A new setting option for display size lets you zoom the entire Android experience, not just text size. This will be a huge boon for any users challenged by the size of most screen text, and it also takes good advantage of the increased screen real estate available on most devices. The new Data Saver feature lets you control which apps have unfettered access to data connections, following the path started by Marshmallow to put control over app behavior into the hands of users.
In the second version of the developer preview, Google has also given developers the ability to create action-specific shortcuts to the home screen. These would let you trigger a specific function within an app directly from your home screen. I'll update this review when more apps start to take advantage of this new feature, but as it stands I'm curious to see if these shortcuts will actually be more useful than widgets already available in Android.
The latest developer update also adds support for Unicode 9 emojis, which means new and more detailed emojis to spice up your textual communications. It also adds support for varying skin tones for some emojis and additional emojis, like one for selfies. I wasn't able to view the new emojis, but they're likely coming to an app near you.
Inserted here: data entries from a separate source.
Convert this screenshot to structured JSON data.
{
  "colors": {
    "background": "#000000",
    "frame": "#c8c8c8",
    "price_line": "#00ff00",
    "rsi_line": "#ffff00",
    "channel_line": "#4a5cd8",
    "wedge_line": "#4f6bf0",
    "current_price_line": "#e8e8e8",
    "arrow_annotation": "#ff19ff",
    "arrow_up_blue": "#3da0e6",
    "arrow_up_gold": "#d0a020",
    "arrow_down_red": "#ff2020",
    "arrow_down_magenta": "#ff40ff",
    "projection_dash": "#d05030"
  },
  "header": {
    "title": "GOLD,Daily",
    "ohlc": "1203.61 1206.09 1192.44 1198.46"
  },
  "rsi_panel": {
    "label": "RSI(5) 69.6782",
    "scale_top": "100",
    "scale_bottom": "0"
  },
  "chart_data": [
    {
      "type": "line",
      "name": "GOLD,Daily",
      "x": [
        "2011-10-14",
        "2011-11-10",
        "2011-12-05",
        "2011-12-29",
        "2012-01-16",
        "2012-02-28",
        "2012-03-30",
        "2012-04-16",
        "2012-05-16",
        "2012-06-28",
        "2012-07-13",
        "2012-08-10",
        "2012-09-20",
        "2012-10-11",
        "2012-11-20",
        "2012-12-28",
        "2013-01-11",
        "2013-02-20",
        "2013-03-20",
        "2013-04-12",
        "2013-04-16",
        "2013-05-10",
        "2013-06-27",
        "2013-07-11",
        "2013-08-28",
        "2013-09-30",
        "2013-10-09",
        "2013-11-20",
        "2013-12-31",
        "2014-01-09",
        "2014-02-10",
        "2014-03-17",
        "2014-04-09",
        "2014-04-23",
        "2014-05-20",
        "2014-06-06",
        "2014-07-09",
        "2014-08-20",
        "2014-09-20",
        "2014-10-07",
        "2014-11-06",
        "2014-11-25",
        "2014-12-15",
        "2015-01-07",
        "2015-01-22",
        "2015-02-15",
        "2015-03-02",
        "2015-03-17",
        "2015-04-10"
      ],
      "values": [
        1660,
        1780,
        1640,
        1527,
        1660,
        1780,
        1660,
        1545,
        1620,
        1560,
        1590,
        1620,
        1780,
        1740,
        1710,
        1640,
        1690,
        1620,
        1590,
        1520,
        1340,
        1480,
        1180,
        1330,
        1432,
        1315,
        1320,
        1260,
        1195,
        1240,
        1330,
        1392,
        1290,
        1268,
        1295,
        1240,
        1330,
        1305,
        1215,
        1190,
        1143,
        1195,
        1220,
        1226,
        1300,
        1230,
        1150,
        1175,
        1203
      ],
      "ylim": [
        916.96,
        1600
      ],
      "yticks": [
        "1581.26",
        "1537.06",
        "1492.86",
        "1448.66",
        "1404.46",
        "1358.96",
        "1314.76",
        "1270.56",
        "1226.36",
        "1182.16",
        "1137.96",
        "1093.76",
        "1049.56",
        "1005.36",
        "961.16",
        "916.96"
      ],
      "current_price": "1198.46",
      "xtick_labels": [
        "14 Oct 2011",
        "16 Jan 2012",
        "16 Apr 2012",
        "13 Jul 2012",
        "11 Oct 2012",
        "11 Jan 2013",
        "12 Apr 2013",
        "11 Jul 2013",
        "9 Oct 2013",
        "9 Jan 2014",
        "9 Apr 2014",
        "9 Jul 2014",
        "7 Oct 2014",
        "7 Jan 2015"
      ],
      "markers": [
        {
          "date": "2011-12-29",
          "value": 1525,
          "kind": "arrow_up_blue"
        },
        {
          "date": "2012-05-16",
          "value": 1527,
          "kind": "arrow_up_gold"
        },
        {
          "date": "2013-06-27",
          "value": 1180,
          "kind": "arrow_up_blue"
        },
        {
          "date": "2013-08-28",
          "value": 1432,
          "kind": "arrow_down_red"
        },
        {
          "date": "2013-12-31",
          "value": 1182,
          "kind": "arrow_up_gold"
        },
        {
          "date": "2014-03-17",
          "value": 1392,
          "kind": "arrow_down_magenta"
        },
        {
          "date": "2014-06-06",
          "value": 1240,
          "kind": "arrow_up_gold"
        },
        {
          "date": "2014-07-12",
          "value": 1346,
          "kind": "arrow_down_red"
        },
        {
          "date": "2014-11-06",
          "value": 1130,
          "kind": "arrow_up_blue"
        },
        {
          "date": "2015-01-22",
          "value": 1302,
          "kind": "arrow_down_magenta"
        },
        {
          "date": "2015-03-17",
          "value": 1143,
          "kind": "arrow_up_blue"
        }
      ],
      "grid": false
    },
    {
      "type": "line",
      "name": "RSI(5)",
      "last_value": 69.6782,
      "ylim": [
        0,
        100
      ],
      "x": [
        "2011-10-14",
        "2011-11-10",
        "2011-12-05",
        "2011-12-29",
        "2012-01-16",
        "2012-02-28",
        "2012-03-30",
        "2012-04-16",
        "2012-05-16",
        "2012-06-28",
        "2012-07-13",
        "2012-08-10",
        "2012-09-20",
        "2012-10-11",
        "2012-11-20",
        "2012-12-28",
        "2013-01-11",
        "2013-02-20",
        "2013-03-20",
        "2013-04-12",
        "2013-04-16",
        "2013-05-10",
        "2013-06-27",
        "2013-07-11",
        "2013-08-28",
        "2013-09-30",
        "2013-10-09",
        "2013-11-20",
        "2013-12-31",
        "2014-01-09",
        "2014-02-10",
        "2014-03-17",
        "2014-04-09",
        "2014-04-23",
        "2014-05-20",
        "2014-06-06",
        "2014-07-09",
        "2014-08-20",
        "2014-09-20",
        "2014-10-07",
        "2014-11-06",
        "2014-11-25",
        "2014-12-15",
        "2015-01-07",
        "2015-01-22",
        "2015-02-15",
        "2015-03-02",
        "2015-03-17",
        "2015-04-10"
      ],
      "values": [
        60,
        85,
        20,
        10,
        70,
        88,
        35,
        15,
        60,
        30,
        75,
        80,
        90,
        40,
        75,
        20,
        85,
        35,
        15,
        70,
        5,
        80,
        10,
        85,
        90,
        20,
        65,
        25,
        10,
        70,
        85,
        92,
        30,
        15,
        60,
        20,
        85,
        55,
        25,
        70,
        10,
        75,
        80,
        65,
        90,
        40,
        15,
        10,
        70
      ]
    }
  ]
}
There's still a lot that's not known about Android N, not the least of which is the sugary confection that N represents: Nutella? Nutter Butter? Necco Wafers? The possibilities go on.
So far, N looks to be a modest update. It's not bad, not even disappointing, but one that might signal a shift in Google away from huge updates for Android. Perhaps Google is giving up on a leadership role for Android and focusing on incremental updates pushed out via components Google controls, components that can be updated through the app store, rather than encouraging carriers and OEMs to keep up with the latest version. Considering the low rate adoption of Android 6.0, caused by the slow rollout from the carriers, that might not be a bad idea.
In its second iteration, Android N feels more polished. This might seem obvious, but it's quite remarkable for an operating system to feel this stable so early in its life cycle. Still, N is shaping up to be a subtle, but important, update to Android. It also hints at a future, not too far away, where we'll be using mobile devices in much the same way we use laptops and desktops today. The future of Android is bright.